- _EXCERPTED DATA_
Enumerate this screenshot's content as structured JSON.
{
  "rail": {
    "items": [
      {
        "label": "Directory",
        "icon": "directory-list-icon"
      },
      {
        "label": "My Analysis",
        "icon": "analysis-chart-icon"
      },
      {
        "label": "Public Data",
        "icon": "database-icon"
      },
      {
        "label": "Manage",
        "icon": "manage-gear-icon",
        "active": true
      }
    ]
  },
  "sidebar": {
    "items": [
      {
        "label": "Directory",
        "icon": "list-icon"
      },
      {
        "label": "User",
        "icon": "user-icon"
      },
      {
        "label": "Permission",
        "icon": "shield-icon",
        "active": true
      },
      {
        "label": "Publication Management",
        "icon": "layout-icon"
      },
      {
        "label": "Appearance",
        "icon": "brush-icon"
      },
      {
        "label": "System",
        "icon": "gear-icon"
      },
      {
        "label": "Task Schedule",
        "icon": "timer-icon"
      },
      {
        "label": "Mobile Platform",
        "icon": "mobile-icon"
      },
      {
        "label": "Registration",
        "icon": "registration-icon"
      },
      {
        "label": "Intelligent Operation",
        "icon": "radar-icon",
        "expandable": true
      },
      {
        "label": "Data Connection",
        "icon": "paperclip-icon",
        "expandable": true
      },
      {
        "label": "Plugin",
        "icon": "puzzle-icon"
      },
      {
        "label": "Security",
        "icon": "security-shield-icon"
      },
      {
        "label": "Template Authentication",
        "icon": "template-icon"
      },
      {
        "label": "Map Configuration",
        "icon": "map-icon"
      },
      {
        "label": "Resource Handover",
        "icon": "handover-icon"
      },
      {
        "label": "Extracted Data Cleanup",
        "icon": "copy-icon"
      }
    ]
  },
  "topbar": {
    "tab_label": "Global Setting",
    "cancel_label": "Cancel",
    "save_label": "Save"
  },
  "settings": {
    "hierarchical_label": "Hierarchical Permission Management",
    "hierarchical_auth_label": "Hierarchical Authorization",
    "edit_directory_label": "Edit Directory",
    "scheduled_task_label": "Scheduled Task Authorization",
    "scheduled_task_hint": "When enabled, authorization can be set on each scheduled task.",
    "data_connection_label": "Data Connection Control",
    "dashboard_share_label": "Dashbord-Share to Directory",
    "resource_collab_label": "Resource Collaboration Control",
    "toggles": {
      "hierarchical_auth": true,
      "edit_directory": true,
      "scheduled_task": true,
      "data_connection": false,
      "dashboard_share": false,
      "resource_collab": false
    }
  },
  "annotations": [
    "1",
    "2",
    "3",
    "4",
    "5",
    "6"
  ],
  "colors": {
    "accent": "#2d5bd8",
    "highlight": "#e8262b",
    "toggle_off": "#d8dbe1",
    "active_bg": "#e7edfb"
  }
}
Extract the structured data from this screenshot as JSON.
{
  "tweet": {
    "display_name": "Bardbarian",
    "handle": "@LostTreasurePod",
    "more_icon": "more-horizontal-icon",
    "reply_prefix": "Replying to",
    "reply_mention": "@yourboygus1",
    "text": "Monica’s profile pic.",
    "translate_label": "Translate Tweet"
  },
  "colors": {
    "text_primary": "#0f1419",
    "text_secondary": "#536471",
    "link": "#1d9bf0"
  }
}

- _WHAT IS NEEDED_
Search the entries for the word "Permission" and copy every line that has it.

- _TASK OUTPUT_
        "label": "Permission",
    "hierarchical_label": "Hierarchical Permission Management",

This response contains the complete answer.